George Ezra has has had to reschedule a string of live dates after falling ill with chickenpox.
The Shotgun singer shared a video on Twitter in which he showed fans the spotty rash that had spread across his face, shoulders and upper chest.
The 28-year-old was due to perform at the London Palladium, Manchester Opera House and Edinburgh Usher Hall in the coming days, but the shows will now take place in April.
In his video, the singer and guitarist said: “As you can see, I have got chicken pox [sic], which I never had as a kid – and it is miserable.
“It is all the fatigue and fever of the virus but you also want to scratch your skin all the time.
“What this means is that I can’t perform at the upcoming shows in Manchester, Edinburgh and London, which I am absolutely gutted about.
“Recording this video is the last thing I want to be doing.
“Even on a selfish level, I’ve not performed since 2019 and I was so much looking forward to getting back up there and swinging my hips – but it’s just not going to happen.”
Chickenpox in adults
Chickenpox is a contagious illness, caused by the varicella-zoster virus, which leads to an itchy, spotty rash.
While most people have chickenpox as a child, with nine in 10 people having had it by the age of 15 years, you can catch chickenpox at any age. It is, however, uncommon in adults.
Symptoms of chickenpox are usually more severe in adults than in children and according to Patient.info can include:
High temperature (fever), aches and headache, which often start a day or so before a rash appears.
Spots (a rash) which appear in crops. The spots develop into small blisters and are itchy. They can be anywhere on the body and sometimes also in the mouth.
Loss of appetite, tiredness and feeling sick are common.
“The symptoms of chickenpox in adults are pretty identical to when children catch the disease,” explains Hussain Abdeh, clinical director at Medicine Direct. “However, it is often much worse for adults and the symptoms are likely to be more severe.
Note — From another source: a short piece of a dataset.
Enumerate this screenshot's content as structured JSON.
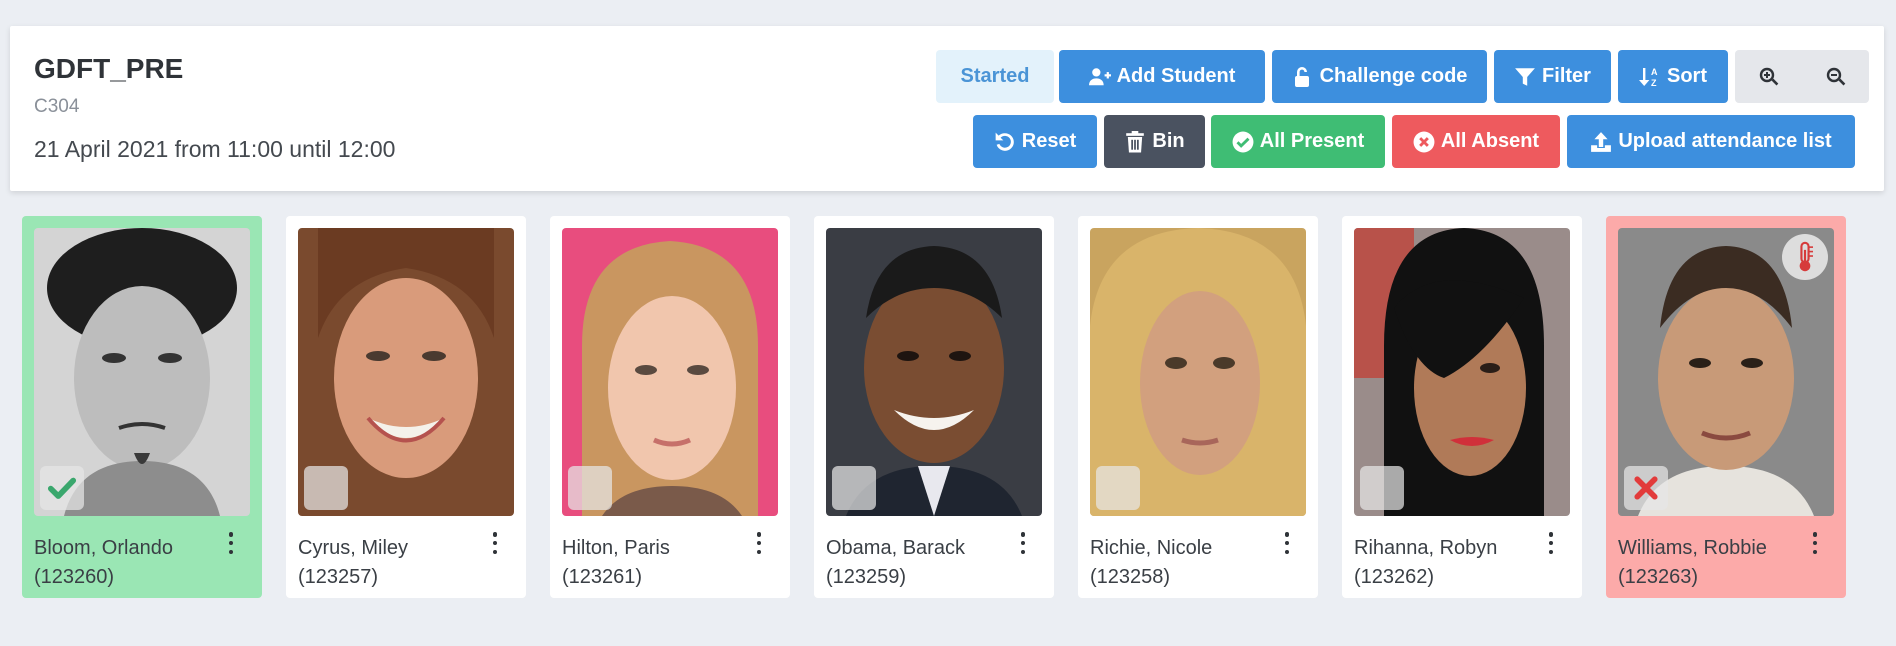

“The typical red spots associated with chickenpox will appear, but they are normally much worse than in the case of children.”
Abdeh says spots typically appear on the face and chest, eventually spreading all over the body.
“These spots eventually become itchy blisters,” he continues. “These blisters weep and turn into sores. Although these sores will heal, they first form crusts; adults can expect to suffer more than 250 blisters on their bodies.”
Watch: George Ezra takes up birdwatching
In the case of adult chickenpox, symptoms similar to the flu are also likely to appear before the rash.
“Most adults can expect to suffer headaches, fever, fatigue and aches a couple of days before getting a rash,” Abdeh continues.
The number of blisters and sores caused by adult chickenpox, makes them more vulnerable to bacterial infections in the skin, bones, or soft tissue, explains Abdeh.
“Sepsis is a potential risk, as is dehydration,” he says. “In rarer cases, chickenpox can lead to toxic shock syndrome due to bacteria entering the body via the sores and releasing toxins. Although toxic shock syndrome is rare, this can be a life-threatening problem.”
Patient.info suggests seeing a doctor if you develop any worrying symptoms that you are unsure about, such as:
Pains or headaches which become worse despite taking paracetamol or ibuprofen.
Being unable to take fluids, due to a severe rash in the mouth.
A very severe rash, or a rash which bruises or bleeds into the skin.
Becoming generally more and more unwell.
In general, complications with adult chickenpox are uncommon. However, some people have a higher risk of developing complications from chickenpox, including those who are pregnant or have compromised immune systems and people with heart or lung disease.
According to the NHS, if you do get chickenpox when you’re pregnant, there’s a small risk of your baby being very ill when he or she is born, so always seek medical advice early on.
Treatment for chickenpox
The NHS has put together some advice for treating chickenpox at home including drinking plenty of fluid to avoid dehydration, taking paracetamol to help with pain and discomfort, and speaking to a pharmacist about using antihistamine medicine to help itching.
Bathing in cool water, wearing loose clothing and using cooling creams or gels from a pharmacy are also recommended.
Additional reporting PA.